◆ **WHAT THIS TASK INVOLVES**:
Going line by line through the records below, count those with the word "true" and give only the count.

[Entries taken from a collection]
------------------------------------------------------------
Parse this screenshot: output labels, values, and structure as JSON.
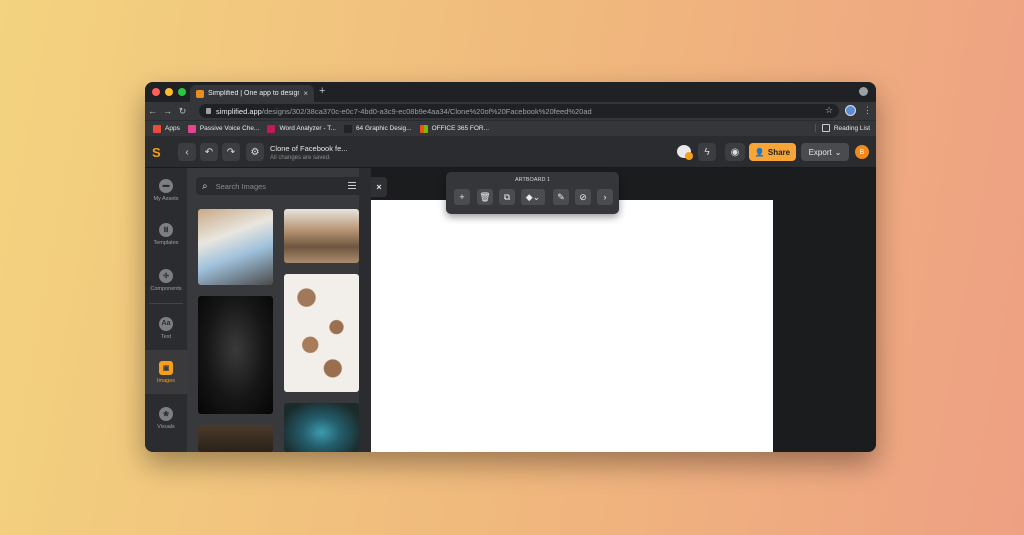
{
  "browser": {
    "tab_title": "Simplified | One app to design...",
    "tab_close": "×",
    "new_tab": "+",
    "url_host": "simplified.app",
    "url_path": "/designs/302/38ca370c-e0c7-4bd0-a3c9-ec08b9e4aa34/Clone%20of%20Facebook%20feed%20ad",
    "nav": {
      "back": "←",
      "forward": "→",
      "reload": "↻"
    },
    "star": "☆",
    "menu": "⋮",
    "bookmarks": [
      {
        "label": "Apps",
        "color": "#e74c3c"
      },
      {
        "label": "Passive Voice Che...",
        "color": "#e84393"
      },
      {
        "label": "Word Analyzer - T...",
        "color": "#e84393"
      },
      {
        "label": "64 Graphic Desig...",
        "color": "#222222"
      },
      {
        "label": "OFFICE 365 FOR...",
        "color": "#f25022"
      }
    ],
    "reading_list": "Reading List"
  },
  "app": {
    "doc_title": "Clone of Facebook fe...",
    "doc_status": "All changes are saved.",
    "back_icon": "‹",
    "undo_icon": "↶",
    "redo_icon": "↷",
    "settings_icon": "⚙",
    "bolt_icon": "ϟ",
    "preview_icon": "◉",
    "share_label": "Share",
    "export_label": "Export",
    "export_caret": "⌄",
    "user_initial": "B",
    "accent": "#f59f1a"
  },
  "rail": [
    {
      "label": "My Assets",
      "icon": "folder-icon",
      "glyph": "▬"
    },
    {
      "label": "Templates",
      "icon": "templates-icon",
      "glyph": "Ⅲ"
    },
    {
      "label": "Components",
      "icon": "components-icon",
      "glyph": "✣"
    },
    {
      "label": "Text",
      "icon": "text-icon",
      "glyph": "Aa"
    },
    {
      "label": "Images",
      "icon": "images-icon",
      "glyph": "▣"
    },
    {
      "label": "Visuals",
      "icon": "visuals-icon",
      "glyph": "❀"
    }
  ],
  "panel": {
    "search_placeholder": "Search Images",
    "search_icon": "⌕"
  },
  "canvas": {
    "close_icon": "×",
    "artboard_label": "ARTBOARD 1",
    "toolbar": [
      "+",
      "🗑",
      "⧉",
      "◆⌄",
      "✎",
      "⊘",
      "›"
    ]
  }
}
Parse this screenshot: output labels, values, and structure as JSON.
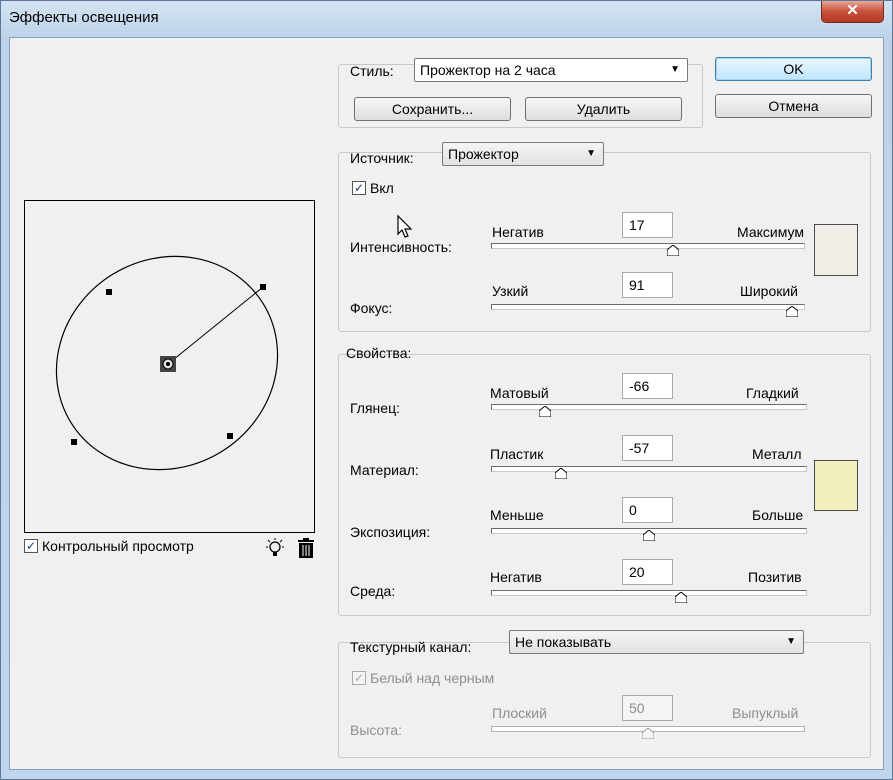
{
  "window": {
    "title": "Эффекты освещения",
    "close_glyph": "✕"
  },
  "preview": {
    "checkbox_label": "Контрольный просмотр",
    "checked": true,
    "light_icon": "light-bulb-icon",
    "trash_icon": "trash-icon"
  },
  "style": {
    "label": "Стиль:",
    "value": "Прожектор на 2 часа",
    "save_label": "Сохранить...",
    "delete_label": "Удалить"
  },
  "dialog_buttons": {
    "ok": "OK",
    "cancel": "Отмена"
  },
  "source": {
    "label": "Источник:",
    "type_value": "Прожектор",
    "on_label": "Вкл",
    "on_checked": true,
    "color": "#f0eee6",
    "sliders": [
      {
        "name": "intensity",
        "label": "Интенсивность:",
        "min_label": "Негатив",
        "max_label": "Максимум",
        "value": "17",
        "position": 0.58
      },
      {
        "name": "focus",
        "label": "Фокус:",
        "min_label": "Узкий",
        "max_label": "Широкий",
        "value": "91",
        "position": 0.96
      }
    ]
  },
  "properties": {
    "label": "Свойства:",
    "color": "#f2efbe",
    "sliders": [
      {
        "name": "gloss",
        "label": "Глянец:",
        "min_label": "Матовый",
        "max_label": "Гладкий",
        "value": "-66",
        "position": 0.17
      },
      {
        "name": "material",
        "label": "Материал:",
        "min_label": "Пластик",
        "max_label": "Металл",
        "value": "-57",
        "position": 0.22
      },
      {
        "name": "exposure",
        "label": "Экспозиция:",
        "min_label": "Меньше",
        "max_label": "Больше",
        "value": "0",
        "position": 0.5
      },
      {
        "name": "ambience",
        "label": "Среда:",
        "min_label": "Негатив",
        "max_label": "Позитив",
        "value": "20",
        "position": 0.6
      }
    ]
  },
  "texture": {
    "label": "Текстурный канал:",
    "channel_value": "Не показывать",
    "white_high_label": "Белый над черным",
    "white_high_checked": true,
    "height": {
      "label": "Высота:",
      "min_label": "Плоский",
      "max_label": "Выпуклый",
      "value": "50",
      "position": 0.5
    }
  }
}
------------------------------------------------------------
◆ **TASK OUTPUT**:
3